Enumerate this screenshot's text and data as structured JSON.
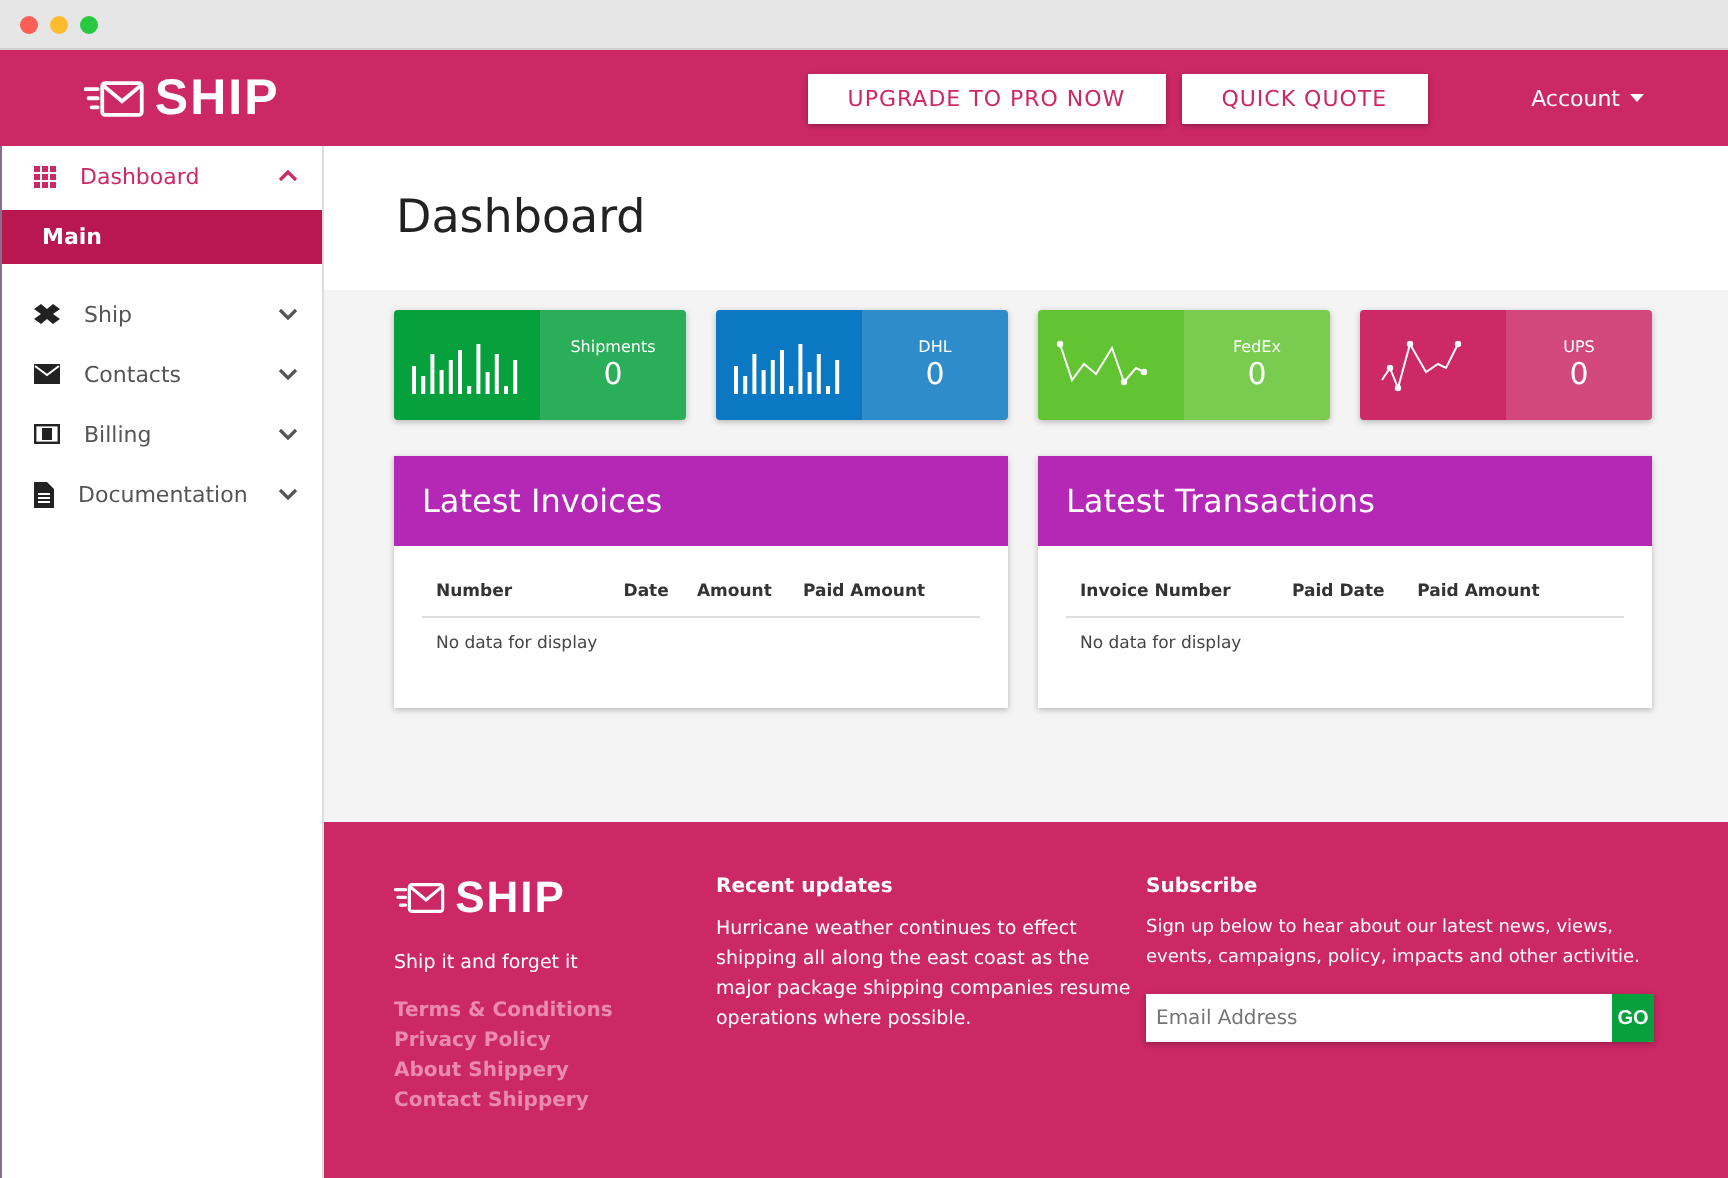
{
  "header": {
    "logo": "SHIP",
    "buttons": [
      "UPGRADE TO PRO NOW",
      "QUICK QUOTE"
    ],
    "account": "Account"
  },
  "sidebar": {
    "items": [
      {
        "label": "Dashboard",
        "selected": true,
        "expanded": true,
        "children": [
          {
            "label": "Main",
            "selected": true
          }
        ]
      },
      {
        "label": "Ship",
        "selected": false,
        "expanded": false
      },
      {
        "label": "Contacts",
        "selected": false,
        "expanded": false
      },
      {
        "label": "Billing",
        "selected": false,
        "expanded": false
      },
      {
        "label": "Documentation",
        "selected": false,
        "expanded": false
      }
    ]
  },
  "page": {
    "title": "Dashboard"
  },
  "stats": [
    {
      "label": "Shipments",
      "value": "0",
      "color": "#06a03c",
      "kind": "bars"
    },
    {
      "label": "DHL",
      "value": "0",
      "color": "#0a78c2",
      "kind": "bars"
    },
    {
      "label": "FedEx",
      "value": "0",
      "color": "#62c432",
      "kind": "line"
    },
    {
      "label": "UPS",
      "value": "0",
      "color": "#cc2966",
      "kind": "line"
    }
  ],
  "panels": [
    {
      "title": "Latest Invoices",
      "columns": [
        "Number",
        "Date",
        "Amount",
        "Paid Amount"
      ],
      "empty": "No data for display"
    },
    {
      "title": "Latest Transactions",
      "columns": [
        "Invoice Number",
        "Paid Date",
        "Paid Amount"
      ],
      "empty": "No data for display"
    }
  ],
  "footer": {
    "logo": "SHIP",
    "tagline": "Ship it and forget it",
    "links": [
      "Terms & Conditions",
      "Privacy Policy",
      "About Shippery",
      "Contact Shippery"
    ],
    "updates": {
      "heading": "Recent updates",
      "text": "Hurricane weather continues to effect shipping all along the east coast as the major package shipping companies resume operations where possible."
    },
    "subscribe": {
      "heading": "Subscribe",
      "text": "Sign up below to hear about our latest news, views, events, campaigns, policy, impacts and other activitie.",
      "placeholder": "Email Address",
      "button": "GO"
    }
  }
}
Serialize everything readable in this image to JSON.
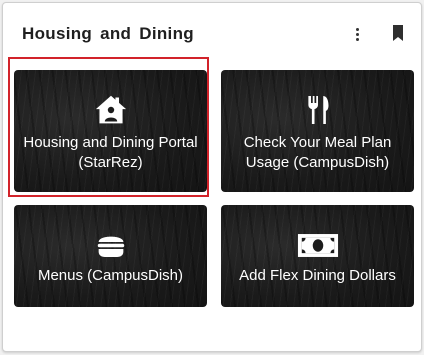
{
  "card": {
    "title": "Housing and Dining"
  },
  "icons": {
    "menu": "more-vert-icon",
    "bookmark": "bookmark-icon"
  },
  "tiles": [
    {
      "label": "Housing and Dining Portal (StarRez)",
      "icon": "house-person-icon",
      "selected": true
    },
    {
      "label": "Check Your Meal Plan Usage (CampusDish)",
      "icon": "fork-knife-icon"
    },
    {
      "label": "Menus (CampusDish)",
      "icon": "burger-icon"
    },
    {
      "label": "Add Flex Dining Dollars",
      "icon": "money-bill-icon"
    }
  ],
  "colors": {
    "highlight": "#d2232a",
    "tile_bg": "#1c1c1c"
  }
}
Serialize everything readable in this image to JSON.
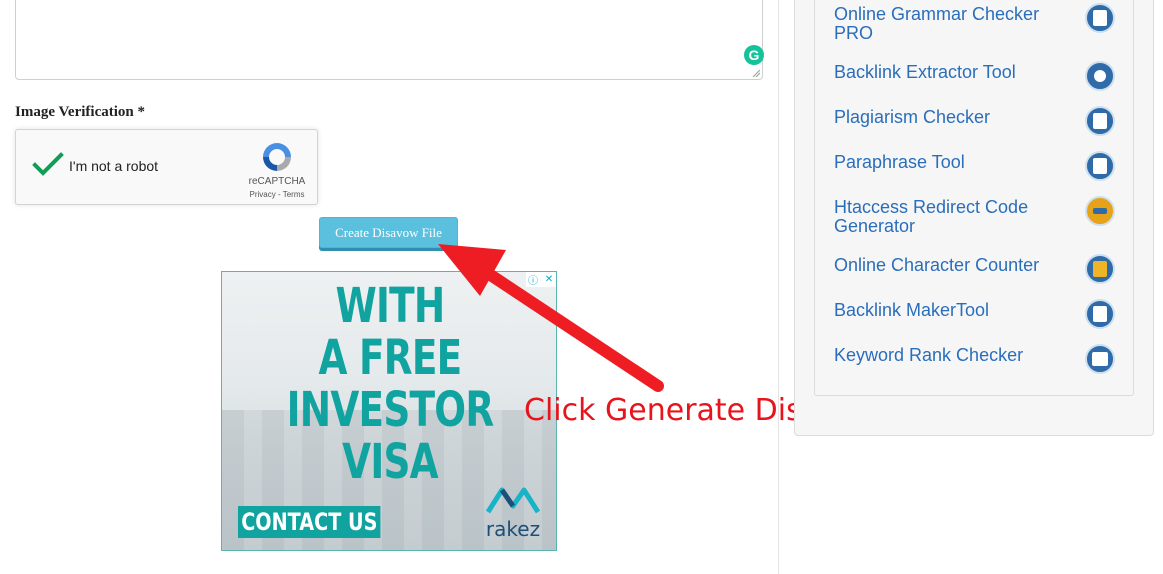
{
  "form": {
    "image_verification_label": "Image Verification *",
    "submit_label": "Create Disavow File"
  },
  "recaptcha": {
    "checkbox_label": "I'm not a robot",
    "brand": "reCAPTCHA",
    "links": "Privacy - Terms",
    "checked": true
  },
  "ad": {
    "headline_lines": [
      "WITH",
      "A FREE",
      "INVESTOR",
      "VISA"
    ],
    "cta": "CONTACT US",
    "advertiser": "rakez",
    "adchoices_icons": [
      "info-icon",
      "close-icon"
    ]
  },
  "annotation": {
    "text": "Click Generate Disavow File",
    "color": "#e8141c"
  },
  "sidebar": {
    "tools": [
      {
        "label": "Online Grammar Checker PRO",
        "icon": "grammar-checker-icon"
      },
      {
        "label": "Backlink Extractor Tool",
        "icon": "backlink-extractor-icon"
      },
      {
        "label": "Plagiarism Checker",
        "icon": "plagiarism-checker-icon"
      },
      {
        "label": "Paraphrase Tool",
        "icon": "paraphrase-tool-icon"
      },
      {
        "label": "Htaccess Redirect Code Generator",
        "icon": "htaccess-redirect-icon"
      },
      {
        "label": "Online Character Counter",
        "icon": "character-counter-icon"
      },
      {
        "label": "Backlink MakerTool",
        "icon": "backlink-maker-icon"
      },
      {
        "label": "Keyword Rank Checker",
        "icon": "keyword-rank-icon"
      }
    ]
  },
  "colors": {
    "button": "#5bc0de",
    "link": "#2a6ebb",
    "ad_teal": "#10a3a0",
    "grammarly": "#15c39a"
  }
}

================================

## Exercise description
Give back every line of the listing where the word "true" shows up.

## Worked solution
        "selected": true,
        "expanded": true,
            "selected": true
      "selected": true
    "checked": true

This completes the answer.